“The celebration of Southern Literature is the passion - it is the reason why we all are here. There are no other communities in the region that offer quite what we do. It is because we have built relationships with the writers here in Chattanooga,” Susan maintains.
Last month the Council hosted the country music artist and songwriter Marshal Chapman who has worked with two Chattanooga writers, Lee Smith and Jill McCorkle, in writing a musical called “Good Old Girls” that opened off Broadway.
“All good music has to be written,” Susan says, “and we still feature a little bit and that’s fun. There are other organizations here in town who do music, so I try not to step in that arena - it’s just a personal passion of mine.”
After having worked 10 years scuba diving, Susan and Rob now dive for recreation. “We enjoy it. Rob is a big rock climber. We hike, and when we are in areas where people are climbing, we are also cleaning up trails,” Susan says.
Rob and his mother, former councilwoman Sally Robinson, run Metro Real Estate. Susan and Rob have no children, but they have their four-legged children Goldie, Starlight and Carly – all rescue animals.
The huge event the AEC held recently before their name change was the “Celebration of Southern Literature” and was a three-day event which brought 50 writers to town.
“The arts are my passion. I love to read. Our focus now is to celebrate southern writers and readers through community education and innovative literary arts. We are taking the biggest outreach program we have and focusing on that and the literary arts. There is a need here in the community. We need to be exposed to the literary arts. Every day we are dealing with the written word and we all need to be working at a higher order,” Susan encourages.
“It makes us better citizens and better persons.
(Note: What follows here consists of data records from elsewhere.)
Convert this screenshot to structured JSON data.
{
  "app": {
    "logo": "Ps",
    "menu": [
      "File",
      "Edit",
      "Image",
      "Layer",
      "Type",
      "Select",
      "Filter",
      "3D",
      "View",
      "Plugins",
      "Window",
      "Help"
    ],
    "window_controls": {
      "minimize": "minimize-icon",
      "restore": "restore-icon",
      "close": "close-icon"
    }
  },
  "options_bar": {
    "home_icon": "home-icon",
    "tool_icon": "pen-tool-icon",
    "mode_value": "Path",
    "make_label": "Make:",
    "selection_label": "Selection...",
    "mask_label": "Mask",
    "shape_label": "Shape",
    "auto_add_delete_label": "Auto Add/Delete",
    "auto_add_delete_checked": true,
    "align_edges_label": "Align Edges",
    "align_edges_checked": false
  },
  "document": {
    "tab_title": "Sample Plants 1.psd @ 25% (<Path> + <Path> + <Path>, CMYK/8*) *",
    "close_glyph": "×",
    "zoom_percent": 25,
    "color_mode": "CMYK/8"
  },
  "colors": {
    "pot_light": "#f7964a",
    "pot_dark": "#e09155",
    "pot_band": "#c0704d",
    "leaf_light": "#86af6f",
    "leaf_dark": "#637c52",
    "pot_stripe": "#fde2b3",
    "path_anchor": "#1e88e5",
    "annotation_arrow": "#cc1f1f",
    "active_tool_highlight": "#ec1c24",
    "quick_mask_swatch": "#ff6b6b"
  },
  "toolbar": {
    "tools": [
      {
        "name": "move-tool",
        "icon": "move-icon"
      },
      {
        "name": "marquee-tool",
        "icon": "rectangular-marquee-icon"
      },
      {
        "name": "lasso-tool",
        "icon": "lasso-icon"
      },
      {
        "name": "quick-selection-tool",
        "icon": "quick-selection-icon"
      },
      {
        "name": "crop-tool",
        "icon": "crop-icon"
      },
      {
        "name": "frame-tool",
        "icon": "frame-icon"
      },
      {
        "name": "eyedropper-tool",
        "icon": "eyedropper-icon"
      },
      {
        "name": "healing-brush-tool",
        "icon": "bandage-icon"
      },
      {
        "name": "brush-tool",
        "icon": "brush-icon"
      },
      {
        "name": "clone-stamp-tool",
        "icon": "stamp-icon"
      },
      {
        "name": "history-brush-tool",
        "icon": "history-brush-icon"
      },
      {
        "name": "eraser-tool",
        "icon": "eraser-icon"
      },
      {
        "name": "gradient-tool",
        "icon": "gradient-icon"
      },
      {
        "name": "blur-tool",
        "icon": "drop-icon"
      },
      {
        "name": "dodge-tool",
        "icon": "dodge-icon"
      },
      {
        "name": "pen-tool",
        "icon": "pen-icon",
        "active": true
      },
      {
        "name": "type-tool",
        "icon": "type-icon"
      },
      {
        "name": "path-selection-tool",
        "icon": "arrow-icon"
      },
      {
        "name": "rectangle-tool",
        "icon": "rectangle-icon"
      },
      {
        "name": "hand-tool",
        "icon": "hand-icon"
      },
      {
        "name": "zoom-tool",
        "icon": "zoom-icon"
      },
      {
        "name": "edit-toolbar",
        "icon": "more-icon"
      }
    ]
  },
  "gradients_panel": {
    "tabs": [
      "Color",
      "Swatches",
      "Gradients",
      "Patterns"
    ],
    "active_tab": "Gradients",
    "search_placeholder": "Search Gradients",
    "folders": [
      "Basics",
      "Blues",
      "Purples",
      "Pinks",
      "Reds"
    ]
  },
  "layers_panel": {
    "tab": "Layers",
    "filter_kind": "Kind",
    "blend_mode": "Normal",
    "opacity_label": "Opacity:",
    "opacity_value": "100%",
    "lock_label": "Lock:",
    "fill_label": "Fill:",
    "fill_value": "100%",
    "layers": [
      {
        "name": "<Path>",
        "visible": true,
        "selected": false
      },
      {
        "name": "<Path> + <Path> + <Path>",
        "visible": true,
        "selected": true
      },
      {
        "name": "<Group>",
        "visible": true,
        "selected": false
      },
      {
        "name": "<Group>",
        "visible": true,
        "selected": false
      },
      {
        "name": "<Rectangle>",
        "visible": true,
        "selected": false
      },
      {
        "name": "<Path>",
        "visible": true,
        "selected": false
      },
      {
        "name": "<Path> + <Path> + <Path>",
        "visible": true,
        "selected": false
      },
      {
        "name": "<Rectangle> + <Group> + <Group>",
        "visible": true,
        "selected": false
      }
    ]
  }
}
If we can provide just a little bit of help along the way, we are fulfilling our mission in reaching our audience.”